Garden set to open in first week of March, expecting 3 lakh visitors this year, if temp remains cool, garden to remain open for 40-days, says Garden Incharge Sheikh Altaf
Srinagar, Feb 27 : At a time when Kashmir craves to seek tourist arrival this tourism season, Asia’s largest Tulip garden overlooking famous Dal Lake in Srinagar is all set to have 13 lakh tulips—one lakh additional bulbs—on a display for the guests both domestic and foreign tourists. The Floriculture department is also mulling to introduce “Cherry garden theme” on the lines of Japan while as different varieties of flowers will be kept on a display at the entry and exit points to woo guests.
The tulip garden is set to open in the first week of March. In an exclusive chat with the wire service—Kashmir News Observer (KNO), in-charge of the Tulip garden, Sheikh Altaf said that this year, the department is introducing one lakh additional Tulips to its 12 lakh bulbs in the garden. “If weather remains cool and temperature below 20 degrees, we will have all the 13 lakh bulbs in full bloom. This season, we hope to keep the garden open for 40 days,” he said.
He said that there will be a water channel in the backyards of the garden to attract visitors and to prolong their stay in the garden. Altaf said that last year, 2.58 lakh visitors including foreign and domestic tourists visited the garden. “This year, (given the situation last year) we hope to see three lakh visitors including locals also,” he said.
He said there is a proposal to introduce a Cherry garden theme on the lines of one in Japan to increase the visitor’s attraction in the garden. “We will also have different species of flowers in the garden different from the Tulips as part of the added attraction,” he said.
Pertinently, the tourism sector has been badly hit in Kashmir since August 5 last year, when Government of India (GoI) announced abrogation of Article 370 and sliced the erstwhile state into two Union Territories (UTs)—J&K and Ladakh.
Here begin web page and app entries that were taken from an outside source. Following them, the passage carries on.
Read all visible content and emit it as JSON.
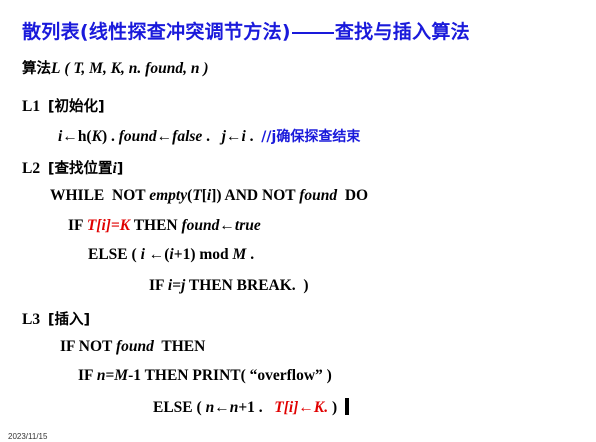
{
  "title": {
    "prefix": "散列表(线性探查冲突调节方法)",
    "suffix": "查找与插入算法"
  },
  "algorithm_header": {
    "label": "算法",
    "name": "L",
    "params": "( T, M, K, n. found, n )"
  },
  "steps": {
    "l1": {
      "label": "L1",
      "title": "[初始化]"
    },
    "l2": {
      "label": "L2",
      "title": "[查找位置",
      "title_var": "i",
      "title_end": "]"
    },
    "l3": {
      "label": "L3",
      "title": "[插入]"
    }
  },
  "lines": {
    "init_a": "i",
    "init_b": "←h(",
    "init_c": "K",
    "init_d": ") . ",
    "init_e": "found",
    "init_f": "←",
    "init_g": "false",
    "init_h": " .   ",
    "init_i": "j",
    "init_j": "←",
    "init_k": "i",
    "init_l": " .  ",
    "comment": "//j确保探查结束",
    "while_a": "WHILE  NOT ",
    "while_b": "empty",
    "while_c": "(",
    "while_d": "T",
    "while_e": "[",
    "while_f": "i",
    "while_g": "]) AND NOT ",
    "while_h": "found",
    "while_i": "  DO",
    "if1_a": "IF ",
    "if1_b": "T[i]=K",
    "if1_c": " THEN ",
    "if1_d": "found",
    "if1_e": "←",
    "if1_f": "true",
    "else1_a": "ELSE ( ",
    "else1_b": "i",
    "else1_c": " ←(",
    "else1_d": "i",
    "else1_e": "+1) mod ",
    "else1_f": "M",
    "else1_g": " .",
    "if2_a": "IF ",
    "if2_b": "i=j",
    "if2_c": " THEN BREAK.  )",
    "if3_a": "IF NOT ",
    "if3_b": "found",
    "if3_c": "  THEN",
    "if4_a": "IF ",
    "if4_b": "n=M",
    "if4_c": "-1 THEN PRINT( “overflow” )",
    "else2_a": "ELSE ( ",
    "else2_b": "n",
    "else2_c": "←",
    "else2_d": "n",
    "else2_e": "+1 .   ",
    "else2_f": "T[i]←K.",
    "else2_g": " )"
  },
  "footer_date": "2023/11/15",
  "colors": {
    "title": "#1a1adb",
    "highlight": "#e00000",
    "comment": "#1a1adb"
  }
}
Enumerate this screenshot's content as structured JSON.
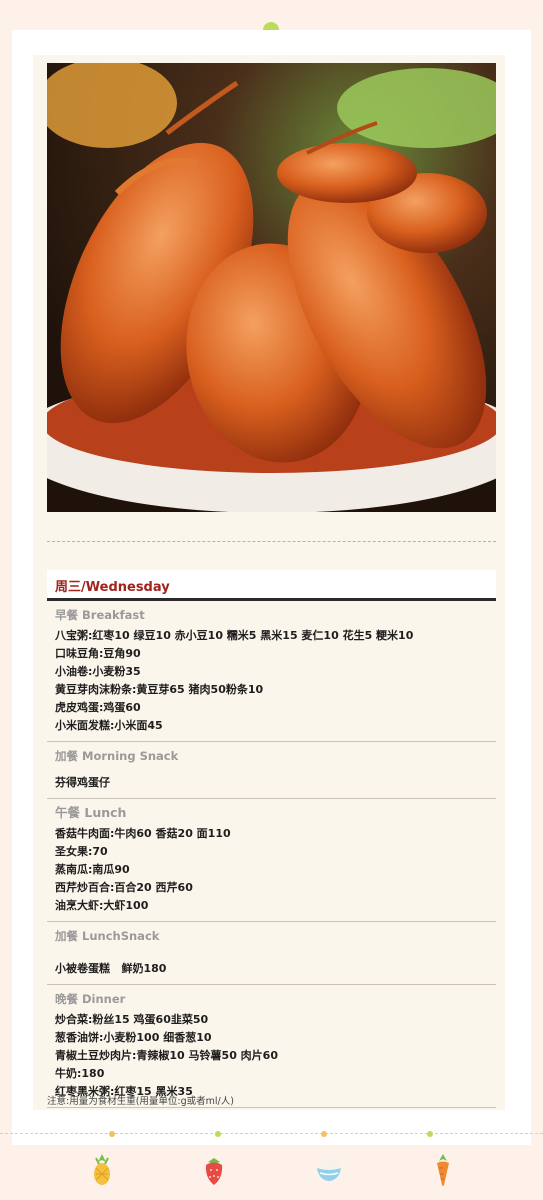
{
  "day": {
    "title": "周三/Wednesday"
  },
  "sections": {
    "breakfast": {
      "heading": "早餐 Breakfast",
      "items": [
        "八宝粥:红枣10 绿豆10 赤小豆10 糯米5 黑米15 麦仁10 花生5 粳米10",
        "口味豆角:豆角90",
        "小油卷:小麦粉35",
        "黄豆芽肉沫粉条:黄豆芽65 猪肉50粉条10",
        "虎皮鸡蛋:鸡蛋60",
        "小米面发糕:小米面45"
      ]
    },
    "morning_snack": {
      "heading": "加餐 Morning Snack",
      "items": [
        "芬得鸡蛋仔"
      ]
    },
    "lunch": {
      "heading": "午餐 Lunch",
      "items": [
        "香菇牛肉面:牛肉60 香菇20 面110",
        "圣女果:70",
        "蒸南瓜:南瓜90",
        "西芹炒百合:百合20 西芹60",
        "油烹大虾:大虾100"
      ]
    },
    "lunch_snack": {
      "heading": "加餐 LunchSnack",
      "items": [
        "小被卷蛋糕   鲜奶180"
      ]
    },
    "dinner": {
      "heading": "晚餐 Dinner",
      "items": [
        "炒合菜:粉丝15 鸡蛋60韭菜50",
        "葱香油饼:小麦粉100 细香葱10",
        "青椒土豆炒肉片:青辣椒10 马铃薯50 肉片60",
        "牛奶:180",
        "红枣黑米粥:红枣15 黑米35"
      ]
    }
  },
  "note": "注意:用量为食材生重(用量单位:g或者ml/人)",
  "icons": [
    "pineapple-icon",
    "strawberry-icon",
    "rice-bowl-icon",
    "carrot-icon"
  ],
  "colors": {
    "title_red": "#a2221c",
    "background": "#fdf1ea",
    "accent_green": "#b9dc5a",
    "dash_orange": "#e8a46a"
  }
}
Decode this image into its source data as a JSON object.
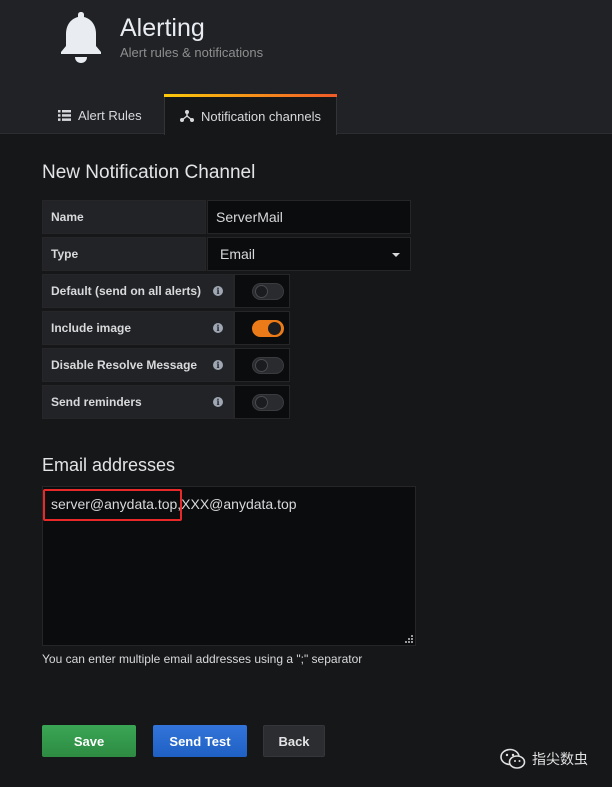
{
  "header": {
    "title": "Alerting",
    "subtitle": "Alert rules & notifications",
    "icon": "bell-icon"
  },
  "tabs": [
    {
      "label": "Alert Rules",
      "icon": "list-icon",
      "active": false
    },
    {
      "label": "Notification channels",
      "icon": "share-nodes-icon",
      "active": true
    }
  ],
  "form": {
    "title": "New Notification Channel",
    "name_label": "Name",
    "name_value": "ServerMail",
    "type_label": "Type",
    "type_value": "Email",
    "toggles": [
      {
        "label": "Default (send on all alerts)",
        "on": false
      },
      {
        "label": "Include image",
        "on": true
      },
      {
        "label": "Disable Resolve Message",
        "on": false
      },
      {
        "label": "Send reminders",
        "on": false
      }
    ]
  },
  "email": {
    "title": "Email addresses",
    "value_highlighted": "server@anydata.top,",
    "value_rest": "XXX@anydata.top",
    "help": "You can enter multiple email addresses using a \";\" separator"
  },
  "buttons": {
    "save": "Save",
    "send_test": "Send Test",
    "back": "Back"
  },
  "watermark": {
    "text": "指尖数虫"
  },
  "colors": {
    "accent": "#eb7b18",
    "save": "#2d8b42",
    "send_test": "#1f60c4",
    "highlight": "#e8292a"
  }
}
According to tour operators, tourist footfall has been drastically down since August last year leaving the people associated with the tourism industry in a deep crisis—